Recently I've gleaned some life lessons from the story of the Good Samaritan. In Luke 10:30, Jesus paints a not-so-favorable picture of the religious and respectable. I wonder if He would have the same indictment of our churches today? The priest was seemingly too busy to befriend the one in need.

Can I be honest? I am regularly guilty of this sin. Before and after church my husband and I busy ourselves with the work of tending to our children, and doing the business of church. I move past people who are hurting, but I don't stop with my busyness to see their needs. I rarely get off my horse. I am the priest.

The Levite rode past the hurting man too. Perhaps he felt he was too clean to get dirty in the messy business of grace and mercy. Helping the man in need would have made the Levite ceremonially unclean. He wanted to preserve his position and place.

Let me do a little more truth-telling. I don't usually want to get knee-deep in other people's junk. If I don't get into messy relationships I avoid having to deal not only with my own junk, but other's as well. So I don't get off my horse. I am the Levite.

Here is the problem. Real relationships require time and transparency. If we want to move from being casual acquaintances to genuine friends you and I will have to share pain and joy in an authentic, sacrificial way. I believe this, but for right now it's just theory.

I'm curious. What would happen if we covenanted together to get off our high horses and got into one another's junk? I wonder if our churches would explode. I wonder if lives would be forever changed. I wonder if the Church would shed a little bit of its reputation of hypocrisy.

Want to see what would happen? It's not too late to add a New Year's resolution.
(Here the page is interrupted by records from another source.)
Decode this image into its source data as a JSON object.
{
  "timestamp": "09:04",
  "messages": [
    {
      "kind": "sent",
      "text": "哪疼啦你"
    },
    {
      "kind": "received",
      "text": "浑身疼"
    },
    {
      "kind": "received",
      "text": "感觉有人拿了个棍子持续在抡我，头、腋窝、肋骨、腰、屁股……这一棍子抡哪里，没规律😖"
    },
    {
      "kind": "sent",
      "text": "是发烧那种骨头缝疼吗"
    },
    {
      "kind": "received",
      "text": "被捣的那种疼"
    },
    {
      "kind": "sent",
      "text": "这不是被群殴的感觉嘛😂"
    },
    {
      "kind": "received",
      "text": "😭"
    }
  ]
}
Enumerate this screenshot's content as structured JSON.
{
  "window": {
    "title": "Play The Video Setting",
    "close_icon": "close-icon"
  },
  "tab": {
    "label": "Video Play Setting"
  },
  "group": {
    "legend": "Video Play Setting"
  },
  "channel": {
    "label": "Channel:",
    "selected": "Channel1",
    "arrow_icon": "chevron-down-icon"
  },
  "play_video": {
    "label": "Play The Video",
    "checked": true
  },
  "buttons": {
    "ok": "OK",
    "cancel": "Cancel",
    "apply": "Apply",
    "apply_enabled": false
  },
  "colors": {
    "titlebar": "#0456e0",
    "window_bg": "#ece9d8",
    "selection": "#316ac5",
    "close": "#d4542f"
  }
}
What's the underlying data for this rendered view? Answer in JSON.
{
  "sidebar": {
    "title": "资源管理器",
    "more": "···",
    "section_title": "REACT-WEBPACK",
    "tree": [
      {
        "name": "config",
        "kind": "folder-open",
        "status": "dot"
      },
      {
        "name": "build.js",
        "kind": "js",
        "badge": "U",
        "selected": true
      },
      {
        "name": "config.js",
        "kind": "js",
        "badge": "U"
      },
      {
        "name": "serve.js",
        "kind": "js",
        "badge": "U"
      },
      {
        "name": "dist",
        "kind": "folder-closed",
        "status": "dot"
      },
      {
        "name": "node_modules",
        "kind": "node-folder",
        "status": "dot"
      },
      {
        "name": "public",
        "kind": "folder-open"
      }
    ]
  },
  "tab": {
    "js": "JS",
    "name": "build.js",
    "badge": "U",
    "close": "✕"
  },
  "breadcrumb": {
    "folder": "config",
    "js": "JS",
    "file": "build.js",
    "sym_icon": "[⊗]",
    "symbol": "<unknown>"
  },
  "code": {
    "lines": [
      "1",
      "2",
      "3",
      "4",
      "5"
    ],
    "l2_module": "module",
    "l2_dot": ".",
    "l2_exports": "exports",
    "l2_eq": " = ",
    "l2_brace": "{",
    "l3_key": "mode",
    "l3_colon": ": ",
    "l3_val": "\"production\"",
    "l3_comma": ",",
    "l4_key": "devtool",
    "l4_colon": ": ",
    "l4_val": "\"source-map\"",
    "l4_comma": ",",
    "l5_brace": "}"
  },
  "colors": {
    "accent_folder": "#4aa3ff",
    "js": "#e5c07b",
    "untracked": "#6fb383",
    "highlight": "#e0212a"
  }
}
Let's resolve to change lives through friendship. Let's slow down. Let's share our stories. Let's get knee-deep

Monday, January 04, 2010

last thrus craft, penguins